Intermittent Fasting Improves Memory, Reduces Anxiety and Enhances Neurotransmitter Levels In Zebrafish (Danio Rerio)

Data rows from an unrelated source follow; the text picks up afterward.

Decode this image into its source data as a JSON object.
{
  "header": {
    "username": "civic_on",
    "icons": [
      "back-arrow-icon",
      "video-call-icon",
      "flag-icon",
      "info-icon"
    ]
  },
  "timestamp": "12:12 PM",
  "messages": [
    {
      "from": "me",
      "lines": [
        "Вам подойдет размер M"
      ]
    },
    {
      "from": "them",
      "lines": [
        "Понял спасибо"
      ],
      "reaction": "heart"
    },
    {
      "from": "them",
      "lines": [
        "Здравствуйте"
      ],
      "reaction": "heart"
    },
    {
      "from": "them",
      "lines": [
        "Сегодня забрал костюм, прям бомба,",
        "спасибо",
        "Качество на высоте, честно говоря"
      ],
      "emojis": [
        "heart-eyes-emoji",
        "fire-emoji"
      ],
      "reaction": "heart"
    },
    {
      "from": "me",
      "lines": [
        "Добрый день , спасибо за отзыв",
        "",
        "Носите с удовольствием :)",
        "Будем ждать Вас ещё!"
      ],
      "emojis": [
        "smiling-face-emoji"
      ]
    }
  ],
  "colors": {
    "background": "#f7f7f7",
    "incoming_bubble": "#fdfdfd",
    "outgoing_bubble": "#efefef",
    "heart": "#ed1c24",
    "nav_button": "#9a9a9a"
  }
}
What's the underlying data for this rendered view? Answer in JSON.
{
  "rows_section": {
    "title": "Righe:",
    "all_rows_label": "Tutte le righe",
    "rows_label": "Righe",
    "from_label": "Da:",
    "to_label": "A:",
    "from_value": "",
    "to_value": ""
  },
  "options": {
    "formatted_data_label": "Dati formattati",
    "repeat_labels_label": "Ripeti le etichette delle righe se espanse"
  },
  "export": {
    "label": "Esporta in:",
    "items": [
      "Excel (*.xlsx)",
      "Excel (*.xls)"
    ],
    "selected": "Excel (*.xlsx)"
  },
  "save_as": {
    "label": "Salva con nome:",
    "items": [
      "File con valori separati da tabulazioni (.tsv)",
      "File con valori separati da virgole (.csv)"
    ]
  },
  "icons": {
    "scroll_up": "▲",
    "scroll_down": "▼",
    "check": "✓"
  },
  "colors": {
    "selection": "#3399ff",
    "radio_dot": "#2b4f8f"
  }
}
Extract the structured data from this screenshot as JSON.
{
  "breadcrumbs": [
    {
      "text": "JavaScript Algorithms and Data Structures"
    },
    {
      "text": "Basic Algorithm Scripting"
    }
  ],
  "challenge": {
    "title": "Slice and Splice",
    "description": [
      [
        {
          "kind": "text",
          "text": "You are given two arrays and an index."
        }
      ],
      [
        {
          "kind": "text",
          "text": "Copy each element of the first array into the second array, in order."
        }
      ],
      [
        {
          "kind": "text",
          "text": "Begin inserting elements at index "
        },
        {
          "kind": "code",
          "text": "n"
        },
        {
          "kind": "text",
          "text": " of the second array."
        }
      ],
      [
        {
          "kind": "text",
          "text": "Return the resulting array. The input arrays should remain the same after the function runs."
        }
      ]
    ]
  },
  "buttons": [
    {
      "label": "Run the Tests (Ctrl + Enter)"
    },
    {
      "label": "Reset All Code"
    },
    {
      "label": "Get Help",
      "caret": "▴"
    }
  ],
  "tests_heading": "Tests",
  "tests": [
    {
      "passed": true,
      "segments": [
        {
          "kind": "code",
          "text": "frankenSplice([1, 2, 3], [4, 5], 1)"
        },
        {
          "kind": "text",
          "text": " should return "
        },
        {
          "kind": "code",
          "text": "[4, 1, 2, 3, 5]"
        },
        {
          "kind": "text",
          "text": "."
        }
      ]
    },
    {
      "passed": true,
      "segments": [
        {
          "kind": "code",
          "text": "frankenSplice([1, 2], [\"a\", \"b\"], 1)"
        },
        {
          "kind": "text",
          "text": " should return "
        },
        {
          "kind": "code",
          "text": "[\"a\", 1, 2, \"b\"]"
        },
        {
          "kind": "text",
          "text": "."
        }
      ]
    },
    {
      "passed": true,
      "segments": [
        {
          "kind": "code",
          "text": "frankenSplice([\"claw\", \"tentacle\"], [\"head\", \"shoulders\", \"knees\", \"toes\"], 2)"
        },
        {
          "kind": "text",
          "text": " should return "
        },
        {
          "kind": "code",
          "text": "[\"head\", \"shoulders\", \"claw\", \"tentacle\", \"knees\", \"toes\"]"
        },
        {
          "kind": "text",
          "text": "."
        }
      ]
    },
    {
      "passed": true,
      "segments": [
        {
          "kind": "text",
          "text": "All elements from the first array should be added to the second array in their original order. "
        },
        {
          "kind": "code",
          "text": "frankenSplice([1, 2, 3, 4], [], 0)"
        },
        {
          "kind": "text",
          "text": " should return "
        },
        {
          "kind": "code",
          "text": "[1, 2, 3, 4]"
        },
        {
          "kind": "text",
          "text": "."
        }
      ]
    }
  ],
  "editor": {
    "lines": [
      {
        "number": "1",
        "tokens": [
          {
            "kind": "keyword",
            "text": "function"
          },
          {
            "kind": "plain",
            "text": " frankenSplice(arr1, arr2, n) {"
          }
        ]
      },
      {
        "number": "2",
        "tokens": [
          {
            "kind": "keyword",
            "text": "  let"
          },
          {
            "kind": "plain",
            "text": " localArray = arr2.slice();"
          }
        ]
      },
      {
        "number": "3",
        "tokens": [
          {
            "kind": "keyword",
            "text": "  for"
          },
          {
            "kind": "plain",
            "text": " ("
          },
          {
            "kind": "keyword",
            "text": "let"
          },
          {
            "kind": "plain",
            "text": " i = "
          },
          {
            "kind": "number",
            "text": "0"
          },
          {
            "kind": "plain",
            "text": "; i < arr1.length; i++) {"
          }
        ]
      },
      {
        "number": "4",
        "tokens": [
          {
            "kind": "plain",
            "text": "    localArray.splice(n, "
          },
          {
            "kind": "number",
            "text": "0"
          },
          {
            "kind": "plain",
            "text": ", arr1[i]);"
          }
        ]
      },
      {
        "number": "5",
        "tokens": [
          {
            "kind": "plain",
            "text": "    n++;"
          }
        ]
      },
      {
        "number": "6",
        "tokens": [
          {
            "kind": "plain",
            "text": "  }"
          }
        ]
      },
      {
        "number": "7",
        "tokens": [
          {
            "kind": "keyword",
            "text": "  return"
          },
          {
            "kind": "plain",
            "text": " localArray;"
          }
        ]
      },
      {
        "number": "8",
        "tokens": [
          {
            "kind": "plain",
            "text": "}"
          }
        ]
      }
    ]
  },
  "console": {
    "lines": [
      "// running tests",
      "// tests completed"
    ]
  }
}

The zebrafish is an excellent model for social, behavioural and neuroscience studies. The brain controls food intake, energy expenditure, insulin secretion, hepatic glucose production, and glucose fatty acid metabolism in adipose tissue and skeletal muscle. Caloric restriction is thought to be the main reason for disease regulation. The sensory system strengthens by altering the union of neurotrophins and synapses. The experimental groups studied in this research included control, uncontrolled diet-(overfed), 12hrs, 24hrs, 48hrs intermittent fasting, respectively. The study groups were subjected to a T-maze test to examine zebrafish memory and learning changes. The novel tank test (NTT) and light and dark (LDT) tests investigated stress-like behaviour. The levels of dopamine, serotonin, epinephrine, and nor-epinephrine were measured using a spectrofluorimetric method. We found behaviour and enhanced neurotransmitter levels in the groups that were subjected to intermittent fasting than the overfed and control groups which may be due to the hippocampus derived neurotrophic factor that in areas memory power and reduce anxiety from this experiment it is evident that intermittent fasting could bring a positive outcome in memory maintenance by lowering the anxiety and thereby keeping a check in neurotransmitter levels.